Buying Tickets on Craigslist: Is It safe?

craigslist

Craigslist can be a great website for cheap resources – or for procrastinating in the “Missed Connections” section. They have an entire section dedicated to selling tickets, but is it safe?

The website has been fighting increasing amounts of spam over the years – it only takes one quick look at their “About Scams” section to know that Craigslist should only be used as a last resort. When using Craigslist, you are dealing directly with the user – Craigslist itself makes no guarantees about the safety of your transaction. This, of course, can create a large amount of problems.

However, if your search for tickets has run dry on websites that guarantee your ticket’s authenticity (such as TickPick), you may want to check out Craigslist’s ticketing section. Once you familiarize yourself with internet safety and educate yourself on spotting possible scams, follow these steps:

1. Know what you’re dealing with.

On Craigslist, tickets are filtered into two categories: tickets by dealer and tickets by owner. “Tickets by dealer” means that the poster is a professional ticket broker.

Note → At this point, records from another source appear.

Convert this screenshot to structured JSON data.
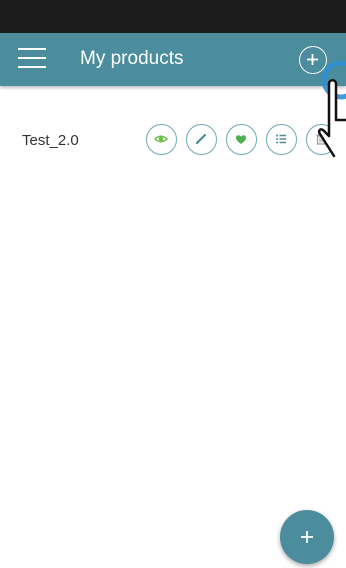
{
  "app_bar": {
    "title": "My products",
    "background_color": "#4b8d9c",
    "menu_icon": "hamburger-menu-icon",
    "add_icon": "plus-circle-icon"
  },
  "status_bar": {
    "background_color": "#1b1b1b"
  },
  "products": [
    {
      "name": "Test_2.0",
      "actions": [
        {
          "name": "view",
          "icon": "eye-icon",
          "color": "#6cc04a"
        },
        {
          "name": "edit",
          "icon": "pencil-icon",
          "color": "#4b8d9c"
        },
        {
          "name": "favorite",
          "icon": "heart-icon",
          "color": "#4caf50"
        },
        {
          "name": "details",
          "icon": "list-icon",
          "color": "#4b8d9c"
        },
        {
          "name": "delete",
          "icon": "trash-icon",
          "color": "#9e9e9e"
        }
      ]
    }
  ],
  "fab": {
    "icon": "plus-icon",
    "color": "#4b8d9c"
  },
  "overlay": {
    "tap_indicator_icon": "tap-ripple-icon",
    "hand_icon": "pointing-hand-icon",
    "tap_color": "#2e8fd1"
  }
}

Often, these posts will redirect to broker websites and secondary ticketing markets. These are by far more trustworthy than the less than optimal “tickets by owner” option. “Tickets by owner” means that – for whatever reason,  illness, absence, or what have you – an individual is selling tickets that they bought through a professional ticketing agency. While there are a lot of deals and obscure tickets that you can find this way, you have to be extremely careful when dealing with these tickets, which leads me to my next point…

2. Again, look out for spam!

Avoid entering transactions where the user requests payment by PayPal or other online services. Because users remain anonymous on Craigslist, it is difficult to tell if a poster has an authentic background when it comes to things like PayPal or Ebay. Rather, meet the seller in person to make your transaction – preferably with a friend in a busy, non-secluded area (try a local Starbucks). If you can’t bring a friend, tell someone where you’re going and when you expect to be back. Have your cell phone on you. Use your common sense and stay safe! For more anti-spam tips, check out this awesome article on Lifehacker, or this personal story by one the Co-Founders of TickPick discussing how they bought fake tickets on craigslist and how to avoid fakes in the future.

Good luck with your ticketing efforts! Don’t forget to check TickPick before using websites like Craigslist.

- Caroline

  • siliconsleep

    This is a straight up advertisement for that website fallaciously masquerading as a legitimate random comment. I’m flagging this account and the accounts you used to comment on this as spam. Get the fuck out of here.

  • KT Jones

    Thanks J. I found some great deals on local sporting events.

  • http://twitter.com/danman01 danny k

    Craigslist can be great for a last minute ticket grab or unloading in the final few hours. This is where sites like Stubhub fail, since they play middle man and do not allow users the flexibility of direct connections.

    If you need flexibility and don’t want to pay exorbatant fees, Craigslist works well. Do more work yourself and get more $$ as a result. However, It’s safer to use a community site where the users have credibility.

    Try a facebook ticket group, where you can see who the buyer / seller are connected with and view their profile. Or try http://miracleticket.org, which focuses on local fan to fans trades, has profiles and feedback for users, doesn’t charge fees, and allows users to directly communicate with one another.

  • Brett Goldberg

    The tip to check http://www.searchalljunk.com/ to make sure that the craigslist post hasn’t been posted numerous times (and avoiding these sellers) will certainly make Craigslist more safe.

    I don’t think buying tickets on the street is ideal, but if it’s your only option, you can make it more safe by doing it at or near the venue; this way you can check if they are real.

    Assuming you are with more than one person, the (craiglist) seller should allow one person to test the tickets and enter the venue, while the others wait with the money and the seller. If they are fake tickets, the seller will never let you test them, then you know you shouldn’t buy those tickets.